    Aims. We model the energetic storm particle (ESP) event of 14 July 2012 using the energetic particle acceleration and transport model named 'PArticle Radiation Asset Directed at Interplanetary Space Exploration' (PARADISE), together with the solar wind and coronal mass ejection (CME) model named 'EUropean Heliospheric FORcasting Information Asset' (EUHFORIA). The simulation results illustrate both the capabilities and limitations of the utilised models. We show that the models capture some essential structural features of the ESP event; however, for some aspects the simulations and observations diverge. We describe and, to some extent, assess the sources of errors in the modelling chain of EUHFORIA and PARADISE and discuss how they may be mitigated in the future. Methods. The PARADISE model computes energetic particle distributions in the heliosphere by solving the focused transport equation in a stochastic manner. This is done using a background solar wind configuration generated by the ideal magnetohydrodynamic module of EUHFORIA. The CME generating the ESP event is simulated by using the spheromak model of EUHFORIA, which approximates the CME's flux rope as a linear force-free spheroidal magnetic field. In addition, a tool was developed to trace CME-driven shock waves in the EUHFORIA simulation domain. This tool is used in PARADISE to (i) inject 50 keV protons continuously at the CME-driven shock and (ii) include a foreshock and a sheath region, in which the energetic particle parallel mean free path, lambda(parallel to), decreases towards the shock wave. The value of lambda(parallel to) at the shock wave is estimated from in situ observations of the ESP event. Results. For energies below similar to 1 MeV, the simulation results agree well with both the upstream and downstream components of the ESP event observed by the Advanced Composition Explorer. This suggests that these low-energy protons are mainly the result of interplanetary particle acceleration. In the downstream region, the sharp drop in the energetic particle intensities is reproduced at the entry into the following magnetic cloud, illustrating the importance of a magnetised CME model.

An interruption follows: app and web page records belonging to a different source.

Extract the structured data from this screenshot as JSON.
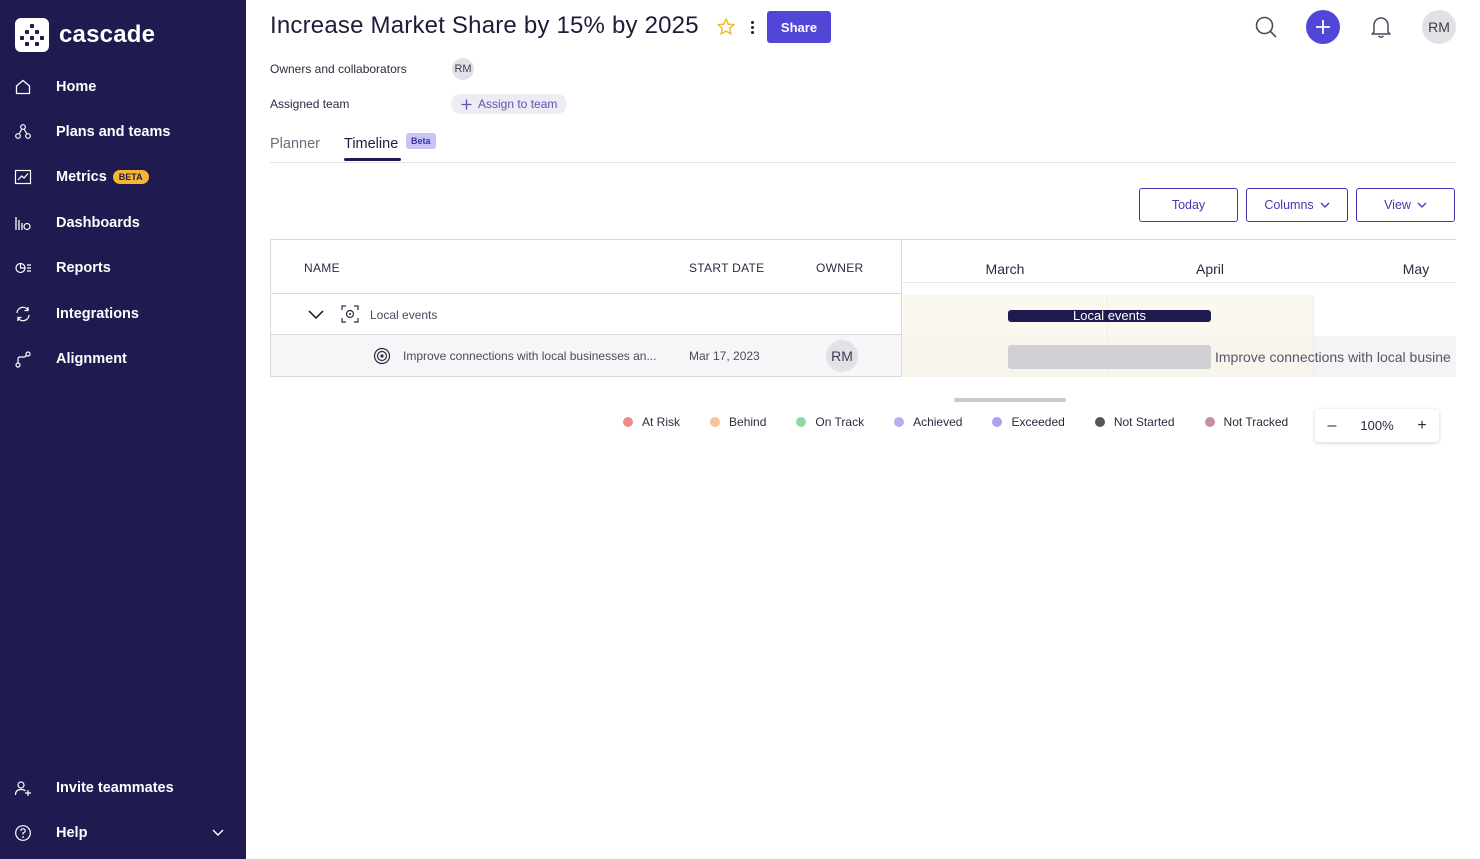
{
  "app": {
    "name": "cascade"
  },
  "sidebar": {
    "items": [
      {
        "label": "Home",
        "icon": "home-icon"
      },
      {
        "label": "Plans and teams",
        "icon": "plans-icon"
      },
      {
        "label": "Metrics",
        "icon": "metrics-icon",
        "badge": "BETA"
      },
      {
        "label": "Dashboards",
        "icon": "dashboards-icon"
      },
      {
        "label": "Reports",
        "icon": "reports-icon"
      },
      {
        "label": "Integrations",
        "icon": "integrations-icon"
      },
      {
        "label": "Alignment",
        "icon": "alignment-icon"
      }
    ],
    "bottom": [
      {
        "label": "Invite teammates",
        "icon": "invite-icon"
      },
      {
        "label": "Help",
        "icon": "help-icon"
      }
    ]
  },
  "header": {
    "title": "Increase Market Share by 15% by 2025",
    "share_label": "Share",
    "user_initials": "RM"
  },
  "meta": {
    "owners_label": "Owners and collaborators",
    "owner_initials": "RM",
    "team_label": "Assigned team",
    "assign_label": "Assign to team"
  },
  "tabs": [
    {
      "label": "Planner",
      "active": false
    },
    {
      "label": "Timeline",
      "active": true,
      "badge": "Beta"
    }
  ],
  "toolbar": {
    "today": "Today",
    "columns": "Columns",
    "view": "View"
  },
  "table": {
    "columns": [
      "NAME",
      "START DATE",
      "OWNER"
    ],
    "rows": [
      {
        "name": "Local events",
        "start_date": "",
        "owner": ""
      },
      {
        "name": "Improve connections with local businesses an...",
        "start_date": "Mar 17, 2023",
        "owner": "RM"
      }
    ]
  },
  "timeline": {
    "months": [
      "March",
      "April",
      "May"
    ],
    "group_bar_label": "Local events",
    "item_bar_label": "Improve connections with local busine"
  },
  "legend": [
    {
      "label": "At Risk",
      "color": "#ef8a8a"
    },
    {
      "label": "Behind",
      "color": "#f7c29a"
    },
    {
      "label": "On Track",
      "color": "#8fd9a0"
    },
    {
      "label": "Achieved",
      "color": "#b6aef0"
    },
    {
      "label": "Exceeded",
      "color": "#a9a2ef"
    },
    {
      "label": "Not Started",
      "color": "#555555"
    },
    {
      "label": "Not Tracked",
      "color": "#c98fa6"
    }
  ],
  "zoom": {
    "level": "100%",
    "minus": "–",
    "plus": "+"
  },
  "colors": {
    "sidebar": "#1f1a4f",
    "accent": "#5146d8",
    "star": "#f5b731"
  }
}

  • Vacca, V.; Murgia, M.; Govoni, F.; Loi, F.; Vazza, F.; Finoguenov, A.; Carretti, E.; Feretti, L.; Giovannini, G.; Concu, R.; Melis, A.; Gheller, C.; Paladino, R.; Poppi, S.; Valente, G.; Bernardi, G.; Boschin, W.; Brienza, M.; Clarke, T. E.; Colafrancesco, S.; Ensslin, T. A.; Ferrari, C.; de Gasperin, F.; Gastaldello, F.; Girardi, M.; Gregorini, L.; Johnston-Hollitt, M.; Junklewitz, H.; Orru, E.; Parma, P.; Perley, R.; Taylor, G. B. (2018)

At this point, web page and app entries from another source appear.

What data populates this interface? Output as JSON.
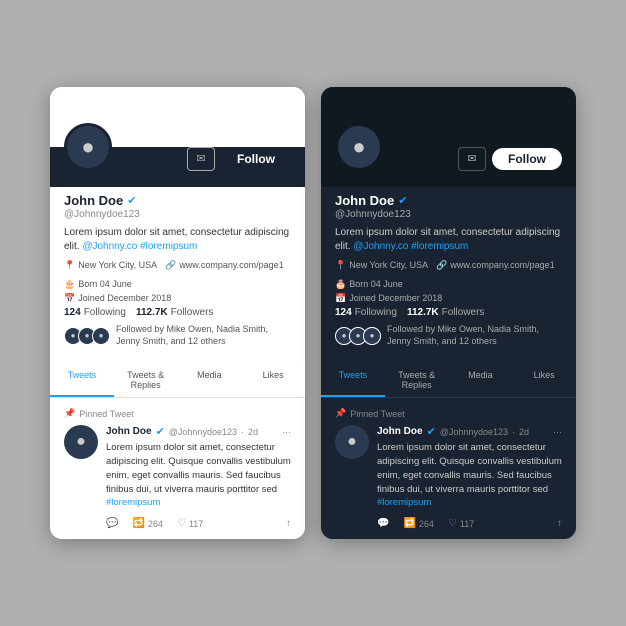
{
  "cards": [
    {
      "id": "light",
      "theme": "light",
      "follow_label": "Follow",
      "user": {
        "name": "John Doe",
        "handle": "@Johnnydoe123",
        "bio_text": "Lorem ipsum dolor sit amet, consectetur adipiscing elit.",
        "bio_link1": "@Johnny.co",
        "bio_link2": "#loremipsum",
        "location": "New York City, USA",
        "website": "www.company.com/page1",
        "born": "Born 04 June",
        "joined": "Joined December 2018",
        "following_count": "124",
        "following_label": "Following",
        "followers_count": "112.7K",
        "followers_label": "Followers",
        "followed_by": "Followed by Mike Owen, Nadia Smith, Jenny Smith, and 12 others"
      },
      "tabs": [
        "Tweets",
        "Tweets & Replies",
        "Media",
        "Likes"
      ],
      "active_tab": 0,
      "tweet": {
        "pinned": "Pinned Tweet",
        "name": "John Doe",
        "handle": "@Johnnydoe123",
        "time": "2d",
        "body": "Lorem ipsum dolor sit amet, consectetur adipiscing elit. Quisque convallis vestibulum enim, eget convallis mauris. Sed faucibus finibus dui, ut viverra mauris porttitor sed",
        "tag": "#loremipsum",
        "reply_count": "",
        "retweet_count": "264",
        "like_count": "117"
      }
    },
    {
      "id": "dark",
      "theme": "dark",
      "follow_label": "Follow",
      "user": {
        "name": "John Doe",
        "handle": "@Johnnydoe123",
        "bio_text": "Lorem ipsum dolor sit amet, consectetur adipiscing elit.",
        "bio_link1": "@Johnny.co",
        "bio_link2": "#loremipsum",
        "location": "New York City, USA",
        "website": "www.company.com/page1",
        "born": "Born 04 June",
        "joined": "Joined December 2018",
        "following_count": "124",
        "following_label": "Following",
        "followers_count": "112.7K",
        "followers_label": "Followers",
        "followed_by": "Followed by Mike Owen, Nadia Smith, Jenny Smith, and 12 others"
      },
      "tabs": [
        "Tweets",
        "Tweets & Replies",
        "Media",
        "Likes"
      ],
      "active_tab": 0,
      "tweet": {
        "pinned": "Pinned Tweet",
        "name": "John Doe",
        "handle": "@Johnnydoe123",
        "time": "2d",
        "body": "Lorem ipsum dolor sit amet, consectetur adipiscing elit. Quisque convallis vestibulum enim, eget convallis mauris. Sed faucibus finibus dui, ut viverra mauris porttitor sed",
        "tag": "#loremipsum",
        "reply_count": "",
        "retweet_count": "264",
        "like_count": "117"
      }
    }
  ]
}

    We report the detection of diffuse radio emission which might be connected to a large-scale filament of the cosmic web covering a 8 degrees x 8 degrees area in the sky, likely associated with a z approximate to 0.1 overdensity traced by nine massive galaxy clusters. In this work, we present radio observations of this region taken with the Sardinia Radio Telescope. Two of the clusters in the field host a powerful radio halo sustained by violent ongoing mergers and provide direct proof of intracluster magnetic fields. In order to investigate the presence of large-scale diffuse radio synchrotron emission in and beyond the galaxy clusters in this complex system, we combined the data taken at 1.4 GHz with the Sardinia. Radio Telescope with higher resolution data taken with the NRAO VIA Sky Survey. We found 28 candidate new sources with a size larger and X-ray emission fainter than known diffuse large-scale synchrotron cluster sources for a given radio power. This new population is potentially the tip of the iceberg of a class of diffuse large-scale synchrotron sources associated with the filaments of the cosmic web. In addition, we found in the field a candidate new giant radio galaxy.